Exercise instructions: Present each line of the entries below that holds the word "icon".

Top of Data section

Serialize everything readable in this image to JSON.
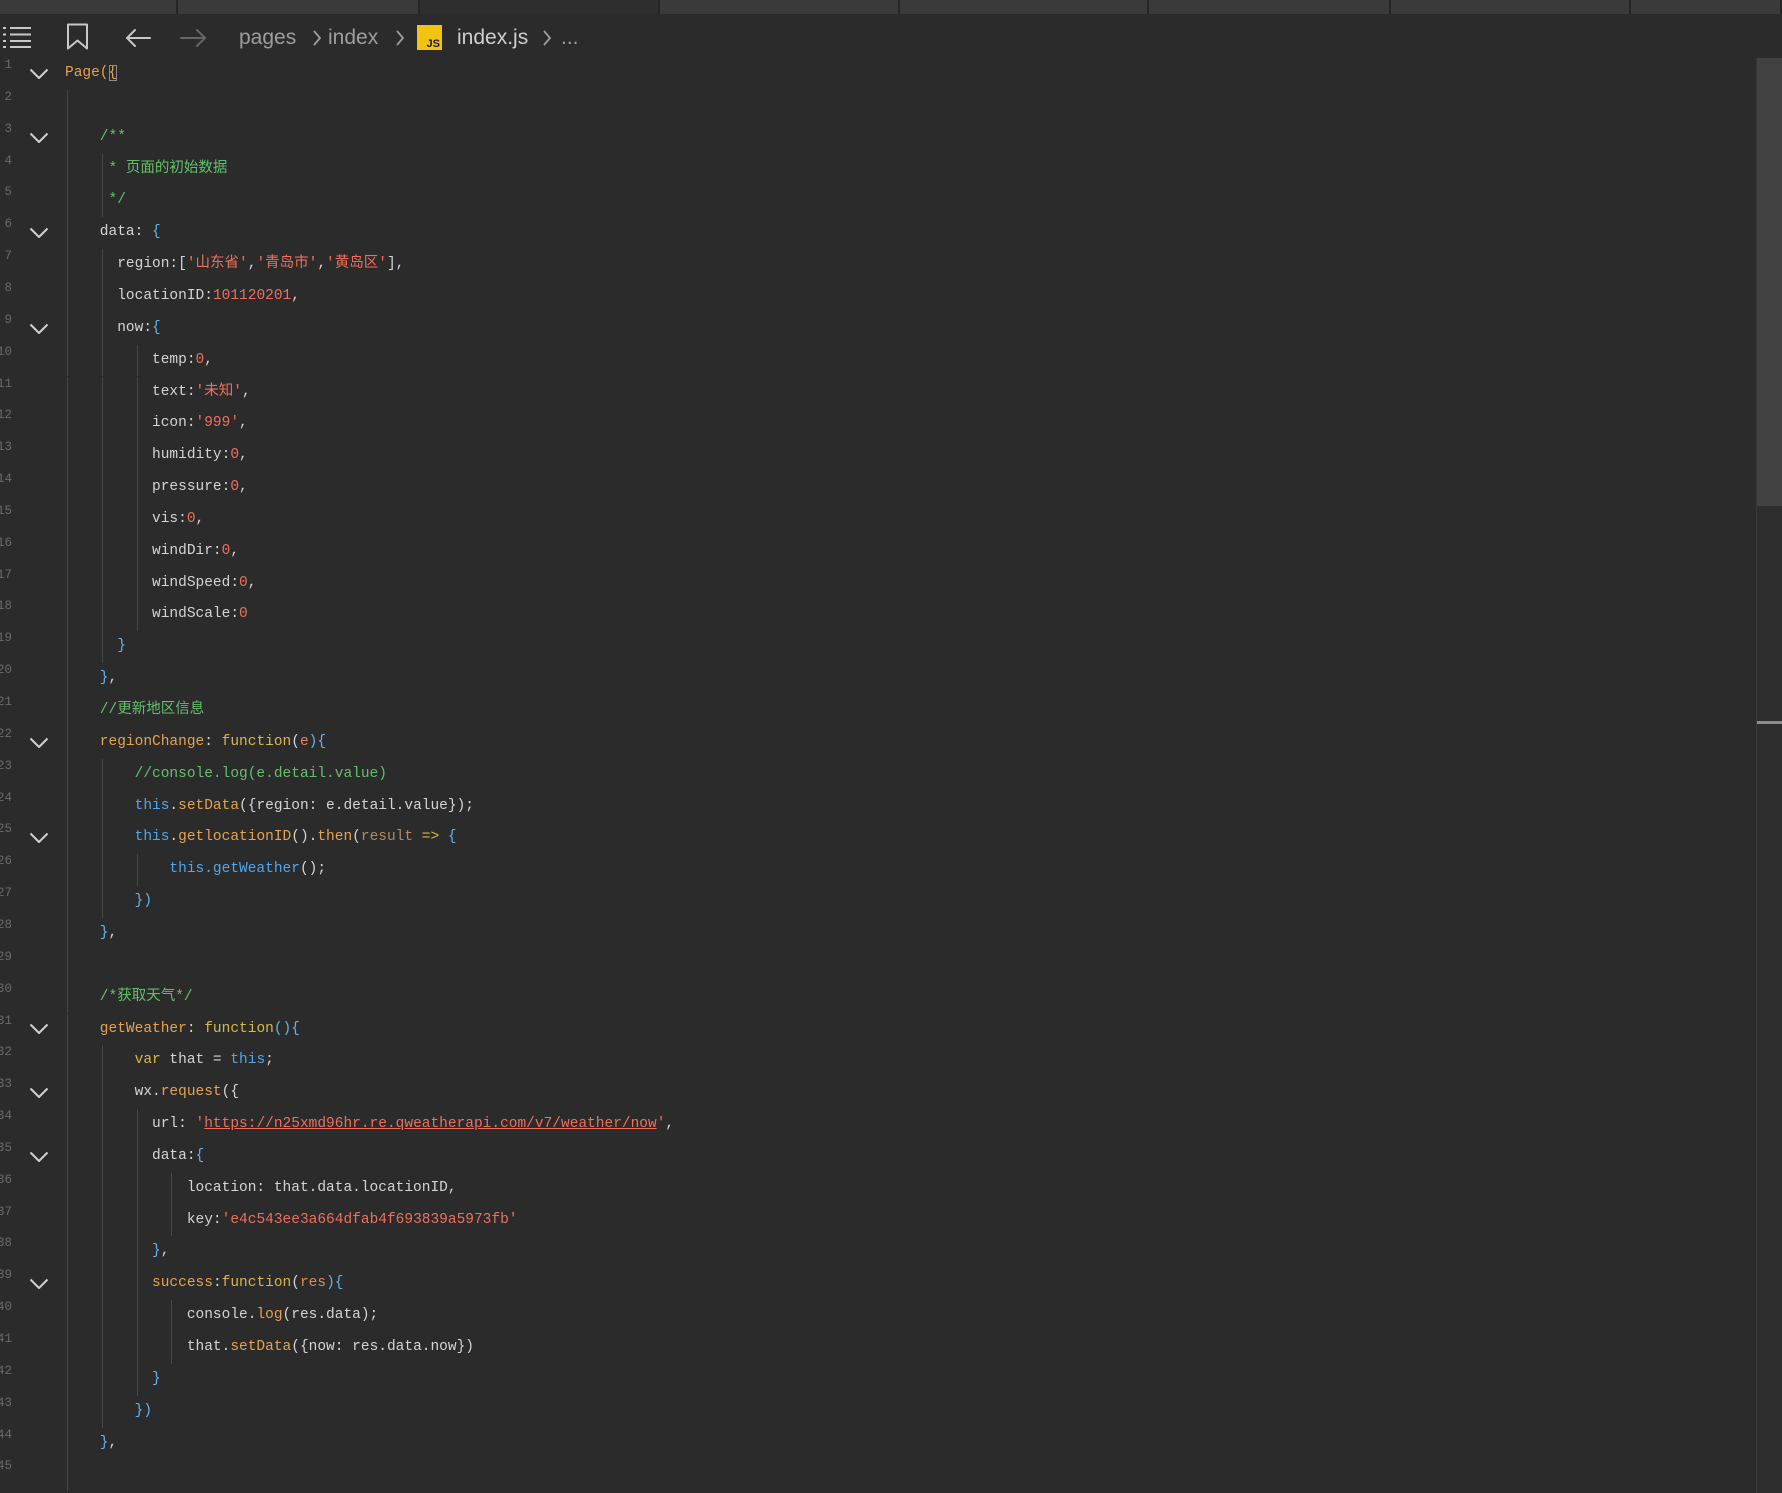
{
  "toolbar": {
    "outline_icon": "list-icon",
    "bookmark_icon": "bookmark-icon",
    "back_icon": "arrow-left-icon",
    "forward_icon": "arrow-right-icon",
    "forward_enabled": false
  },
  "breadcrumb": {
    "segments": [
      "pages",
      "index",
      "index.js",
      "..."
    ],
    "file_badge": "JS",
    "separator_icon": "chevron-right-icon"
  },
  "theme": {
    "background": "#2b2b2b",
    "plain": "#d4d4d4",
    "function": "#e5a350",
    "keyword": "#d9b64c",
    "this": "#4ea6f0",
    "brace": "#62b4ec",
    "string": "#ef6f5e",
    "comment": "#63c06a",
    "param": "#de8a5c",
    "dim": "#b08a62",
    "line_number": "#6a6a6a",
    "js_badge": "#f1c40f"
  },
  "editor": {
    "lines": [
      {
        "n": "1",
        "fold": true,
        "tokens": [
          {
            "t": "Page(",
            "k": "fn"
          },
          {
            "t": "{",
            "k": "match"
          }
        ]
      },
      {
        "n": "2",
        "tokens": []
      },
      {
        "n": "3",
        "fold": true,
        "tokens": [
          {
            "t": "    /**",
            "k": "cmt"
          }
        ]
      },
      {
        "n": "4",
        "tokens": [
          {
            "t": "     * 页面的初始数据",
            "k": "cmt"
          }
        ]
      },
      {
        "n": "5",
        "tokens": [
          {
            "t": "     */",
            "k": "cmt"
          }
        ]
      },
      {
        "n": "6",
        "fold": true,
        "tokens": [
          {
            "t": "    data: ",
            "k": "plain"
          },
          {
            "t": "{",
            "k": "brace"
          }
        ]
      },
      {
        "n": "7",
        "tokens": [
          {
            "t": "      region:[",
            "k": "plain"
          },
          {
            "t": "'山东省'",
            "k": "str"
          },
          {
            "t": ",",
            "k": "plain"
          },
          {
            "t": "'青岛市'",
            "k": "str"
          },
          {
            "t": ",",
            "k": "plain"
          },
          {
            "t": "'黄岛区'",
            "k": "str"
          },
          {
            "t": "],",
            "k": "plain"
          }
        ]
      },
      {
        "n": "8",
        "tokens": [
          {
            "t": "      locationID:",
            "k": "plain"
          },
          {
            "t": "101120201",
            "k": "str"
          },
          {
            "t": ",",
            "k": "plain"
          }
        ]
      },
      {
        "n": "9",
        "fold": true,
        "tokens": [
          {
            "t": "      now:",
            "k": "plain"
          },
          {
            "t": "{",
            "k": "brace"
          }
        ]
      },
      {
        "n": "10",
        "tokens": [
          {
            "t": "          temp:",
            "k": "plain"
          },
          {
            "t": "0",
            "k": "str"
          },
          {
            "t": ",",
            "k": "plain"
          }
        ]
      },
      {
        "n": "11",
        "tokens": [
          {
            "t": "          text:",
            "k": "plain"
          },
          {
            "t": "'未知'",
            "k": "str"
          },
          {
            "t": ",",
            "k": "plain"
          }
        ]
      },
      {
        "n": "12",
        "tokens": [
          {
            "t": "          icon:",
            "k": "plain"
          },
          {
            "t": "'999'",
            "k": "str"
          },
          {
            "t": ",",
            "k": "plain"
          }
        ]
      },
      {
        "n": "13",
        "tokens": [
          {
            "t": "          humidity:",
            "k": "plain"
          },
          {
            "t": "0",
            "k": "str"
          },
          {
            "t": ",",
            "k": "plain"
          }
        ]
      },
      {
        "n": "14",
        "tokens": [
          {
            "t": "          pressure:",
            "k": "plain"
          },
          {
            "t": "0",
            "k": "str"
          },
          {
            "t": ",",
            "k": "plain"
          }
        ]
      },
      {
        "n": "15",
        "tokens": [
          {
            "t": "          vis:",
            "k": "plain"
          },
          {
            "t": "0",
            "k": "str"
          },
          {
            "t": ",",
            "k": "plain"
          }
        ]
      },
      {
        "n": "16",
        "tokens": [
          {
            "t": "          windDir:",
            "k": "plain"
          },
          {
            "t": "0",
            "k": "str"
          },
          {
            "t": ",",
            "k": "plain"
          }
        ]
      },
      {
        "n": "17",
        "tokens": [
          {
            "t": "          windSpeed:",
            "k": "plain"
          },
          {
            "t": "0",
            "k": "str"
          },
          {
            "t": ",",
            "k": "plain"
          }
        ]
      },
      {
        "n": "18",
        "tokens": [
          {
            "t": "          windScale:",
            "k": "plain"
          },
          {
            "t": "0",
            "k": "str"
          }
        ]
      },
      {
        "n": "19",
        "tokens": [
          {
            "t": "      }",
            "k": "brace"
          }
        ]
      },
      {
        "n": "20",
        "tokens": [
          {
            "t": "    }",
            "k": "brace"
          },
          {
            "t": ",",
            "k": "plain"
          }
        ]
      },
      {
        "n": "21",
        "tokens": [
          {
            "t": "    //更新地区信息",
            "k": "cmt"
          }
        ]
      },
      {
        "n": "22",
        "fold": true,
        "tokens": [
          {
            "t": "    regionChange",
            "k": "fn"
          },
          {
            "t": ": ",
            "k": "plain"
          },
          {
            "t": "function",
            "k": "kw"
          },
          {
            "t": "(",
            "k": "plain"
          },
          {
            "t": "e",
            "k": "param"
          },
          {
            "t": "){",
            "k": "brace"
          }
        ]
      },
      {
        "n": "23",
        "tokens": [
          {
            "t": "        //console.log(e.detail.value)",
            "k": "cmt"
          }
        ]
      },
      {
        "n": "24",
        "tokens": [
          {
            "t": "        this",
            "k": "this"
          },
          {
            "t": ".",
            "k": "plain"
          },
          {
            "t": "setData",
            "k": "fn"
          },
          {
            "t": "({region: e.detail.value});",
            "k": "plain"
          }
        ]
      },
      {
        "n": "25",
        "fold": true,
        "tokens": [
          {
            "t": "        this",
            "k": "this"
          },
          {
            "t": ".",
            "k": "plain"
          },
          {
            "t": "getlocationID",
            "k": "fn"
          },
          {
            "t": "().",
            "k": "plain"
          },
          {
            "t": "then",
            "k": "fn"
          },
          {
            "t": "(",
            "k": "plain"
          },
          {
            "t": "result",
            "k": "dim"
          },
          {
            "t": " => ",
            "k": "kw"
          },
          {
            "t": "{",
            "k": "brace"
          }
        ]
      },
      {
        "n": "26",
        "tokens": [
          {
            "t": "            this.getWeather",
            "k": "this"
          },
          {
            "t": "();",
            "k": "plain"
          }
        ]
      },
      {
        "n": "27",
        "tokens": [
          {
            "t": "        })",
            "k": "brace"
          }
        ]
      },
      {
        "n": "28",
        "tokens": [
          {
            "t": "    }",
            "k": "brace"
          },
          {
            "t": ",",
            "k": "plain"
          }
        ]
      },
      {
        "n": "29",
        "tokens": []
      },
      {
        "n": "30",
        "tokens": [
          {
            "t": "    /*获取天气*/",
            "k": "cmt"
          }
        ]
      },
      {
        "n": "31",
        "fold": true,
        "tokens": [
          {
            "t": "    getWeather",
            "k": "fn"
          },
          {
            "t": ": ",
            "k": "plain"
          },
          {
            "t": "function",
            "k": "kw"
          },
          {
            "t": "(){",
            "k": "brace"
          }
        ]
      },
      {
        "n": "32",
        "tokens": [
          {
            "t": "        var",
            "k": "kw"
          },
          {
            "t": " that = ",
            "k": "plain"
          },
          {
            "t": "this",
            "k": "this"
          },
          {
            "t": ";",
            "k": "plain"
          }
        ]
      },
      {
        "n": "33",
        "fold": true,
        "tokens": [
          {
            "t": "        wx.",
            "k": "plain"
          },
          {
            "t": "request",
            "k": "fn"
          },
          {
            "t": "({",
            "k": "plain"
          }
        ]
      },
      {
        "n": "34",
        "tokens": [
          {
            "t": "          url: ",
            "k": "plain"
          },
          {
            "t": "'",
            "k": "str"
          },
          {
            "t": "https://n25xmd96hr.re.qweatherapi.com/v7/weather/now",
            "k": "link"
          },
          {
            "t": "'",
            "k": "str"
          },
          {
            "t": ",",
            "k": "plain"
          }
        ]
      },
      {
        "n": "35",
        "fold": true,
        "tokens": [
          {
            "t": "          data:",
            "k": "plain"
          },
          {
            "t": "{",
            "k": "brace"
          }
        ]
      },
      {
        "n": "36",
        "tokens": [
          {
            "t": "              location: that.data.locationID,",
            "k": "plain"
          }
        ]
      },
      {
        "n": "37",
        "tokens": [
          {
            "t": "              key:",
            "k": "plain"
          },
          {
            "t": "'e4c543ee3a664dfab4f693839a5973fb'",
            "k": "str"
          }
        ]
      },
      {
        "n": "38",
        "tokens": [
          {
            "t": "          }",
            "k": "brace"
          },
          {
            "t": ",",
            "k": "plain"
          }
        ]
      },
      {
        "n": "39",
        "fold": true,
        "tokens": [
          {
            "t": "          success",
            "k": "fn"
          },
          {
            "t": ":",
            "k": "plain"
          },
          {
            "t": "function",
            "k": "kw"
          },
          {
            "t": "(",
            "k": "plain"
          },
          {
            "t": "res",
            "k": "param"
          },
          {
            "t": "){",
            "k": "brace"
          }
        ]
      },
      {
        "n": "40",
        "tokens": [
          {
            "t": "              console.",
            "k": "plain"
          },
          {
            "t": "log",
            "k": "fn"
          },
          {
            "t": "(res.data);",
            "k": "plain"
          }
        ]
      },
      {
        "n": "41",
        "tokens": [
          {
            "t": "              that.",
            "k": "plain"
          },
          {
            "t": "setData",
            "k": "fn"
          },
          {
            "t": "({now: res.data.now})",
            "k": "plain"
          }
        ]
      },
      {
        "n": "42",
        "tokens": [
          {
            "t": "          }",
            "k": "brace"
          }
        ]
      },
      {
        "n": "43",
        "tokens": [
          {
            "t": "        })",
            "k": "brace"
          }
        ]
      },
      {
        "n": "44",
        "tokens": [
          {
            "t": "    }",
            "k": "brace"
          },
          {
            "t": ",",
            "k": "plain"
          }
        ]
      },
      {
        "n": "45",
        "tokens": []
      }
    ]
  }
}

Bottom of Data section

Problem solution:
    "outline_icon": "list-icon",
    "bookmark_icon": "bookmark-icon",
    "back_icon": "arrow-left-icon",
    "forward_icon": "arrow-right-icon",
    "separator_icon": "chevron-right-icon"
            "t": "          icon:",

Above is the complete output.